Palo Alto, CA (PRWEB) June 17, 2013
Current 3D printers fabricate objects from computer aided design (CAD) files. These files require specialized technical knowledge to produce or even modify, as CAD software has a significant learning curve to master.
Recognizing these urgent needs of non-technical consumers, 3D software companies have started to develop more intuitive software apps for such consumers. Although there has been some progress in this area by CAD software vendors, all current developments seem to be very much isolated from one another, which inconveniences the consumer.
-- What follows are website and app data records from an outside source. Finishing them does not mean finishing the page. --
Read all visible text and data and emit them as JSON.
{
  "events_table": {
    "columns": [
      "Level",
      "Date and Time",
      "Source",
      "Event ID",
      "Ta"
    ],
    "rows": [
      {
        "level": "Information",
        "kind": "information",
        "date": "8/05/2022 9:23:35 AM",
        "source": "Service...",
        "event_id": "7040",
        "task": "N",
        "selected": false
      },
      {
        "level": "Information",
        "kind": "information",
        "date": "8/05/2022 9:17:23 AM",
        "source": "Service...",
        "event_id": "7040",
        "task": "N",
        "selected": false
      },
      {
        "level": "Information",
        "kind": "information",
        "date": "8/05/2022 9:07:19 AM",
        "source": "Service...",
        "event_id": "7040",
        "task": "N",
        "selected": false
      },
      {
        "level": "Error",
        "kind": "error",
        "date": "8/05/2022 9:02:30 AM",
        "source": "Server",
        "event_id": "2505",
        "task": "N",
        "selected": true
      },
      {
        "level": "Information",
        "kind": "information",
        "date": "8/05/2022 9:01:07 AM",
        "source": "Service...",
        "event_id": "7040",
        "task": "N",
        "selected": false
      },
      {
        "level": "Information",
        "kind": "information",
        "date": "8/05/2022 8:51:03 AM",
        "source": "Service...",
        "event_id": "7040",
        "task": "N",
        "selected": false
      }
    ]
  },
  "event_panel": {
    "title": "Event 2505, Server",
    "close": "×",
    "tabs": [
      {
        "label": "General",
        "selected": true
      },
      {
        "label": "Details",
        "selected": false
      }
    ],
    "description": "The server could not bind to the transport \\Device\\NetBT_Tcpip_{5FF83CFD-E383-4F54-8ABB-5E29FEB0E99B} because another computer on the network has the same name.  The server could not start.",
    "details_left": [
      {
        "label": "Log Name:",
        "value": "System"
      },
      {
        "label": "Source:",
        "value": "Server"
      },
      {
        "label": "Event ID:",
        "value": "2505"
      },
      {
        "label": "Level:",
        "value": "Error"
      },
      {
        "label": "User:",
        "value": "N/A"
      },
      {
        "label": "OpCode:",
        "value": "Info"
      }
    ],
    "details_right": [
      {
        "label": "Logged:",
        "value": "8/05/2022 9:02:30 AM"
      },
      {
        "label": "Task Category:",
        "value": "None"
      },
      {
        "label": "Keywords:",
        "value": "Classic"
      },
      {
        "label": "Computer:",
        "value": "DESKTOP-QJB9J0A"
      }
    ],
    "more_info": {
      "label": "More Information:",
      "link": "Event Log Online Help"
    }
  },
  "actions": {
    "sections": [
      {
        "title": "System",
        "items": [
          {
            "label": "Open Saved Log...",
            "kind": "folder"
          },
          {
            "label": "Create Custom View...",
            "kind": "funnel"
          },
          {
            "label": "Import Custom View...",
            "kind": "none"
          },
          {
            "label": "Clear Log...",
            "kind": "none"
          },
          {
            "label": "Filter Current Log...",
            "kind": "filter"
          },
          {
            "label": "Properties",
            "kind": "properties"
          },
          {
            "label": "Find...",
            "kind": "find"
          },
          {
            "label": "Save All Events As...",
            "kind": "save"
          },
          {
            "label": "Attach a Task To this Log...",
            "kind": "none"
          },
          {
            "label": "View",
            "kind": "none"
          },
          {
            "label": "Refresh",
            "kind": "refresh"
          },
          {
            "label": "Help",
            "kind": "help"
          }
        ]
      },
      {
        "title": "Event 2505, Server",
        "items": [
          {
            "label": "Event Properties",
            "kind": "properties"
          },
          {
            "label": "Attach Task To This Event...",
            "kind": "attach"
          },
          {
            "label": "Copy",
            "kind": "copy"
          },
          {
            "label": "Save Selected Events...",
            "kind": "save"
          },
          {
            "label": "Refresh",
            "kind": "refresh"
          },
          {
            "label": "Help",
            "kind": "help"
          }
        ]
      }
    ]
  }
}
Furthermore, depending on just a single company to develop these apps has resulted in limited choices and fragmentation of the user experience.
“We want to build a great experience for non-technical users,” said Tsang You Jun, Pirate3D’s chief of design and user experience, “and it must provide a seamless experience from digital creation to the final physical object. Going Beyond that, we will provide an SDK for App Developers - we empower the masses to support the masses. This will unleash the vast energies of creativity in the world.“
Pirate3D intends to accomplish this user-centric approach by making 3D object generation easier for the casual user. “We realized that people would not adopt 3D printing technology as long as they can’t easily create the objects digitally,” says Kai Elvin, Pirate3D’s Guru of Application Development. “As such, we designed our Smart Objects application to make 3D object generation as intuitive as possible. Users simply use their fingers to design the 3D objects.”
Instead of designing 3D objects with complicated CAD software, Pirate3D’s Smart Objects application allows users to simply click and drag points on a stock object to modify its shape. Other customizations are possible by moving a slider or pressing a button to change the attributes of an object.
The possibilities are endless, as Pirate3D’s demonstration app allows one to produce an assortment of objects such as cups, wine glasses, and mushrooms for 3D printing. After creating an object, users are able to export it as 3D model file or share the link to the object with their friends. Such files will also be saved in the Cloud-based architecture for direct printing by the Buccaneer 3D printer.
Pirate3D plans to release the software developer kit (SDK) for their Smart Objects engine to allow other savvy users to build their own Smart Object Apps. The Smart Objects engine is being developed for multiple platforms; a web browser and Android version are in beta testing.
Today with more than 5,000 objects created on their demo app, they seem to be moving in the right direction to meet the needs of easy 3D object creation.
Pirate3D’s demonstration app can be accessed at http://pirate3d.com/demo. Developers interested in working with the SDK can contact Pirate3D at contact(at)pirate3d(dot)com.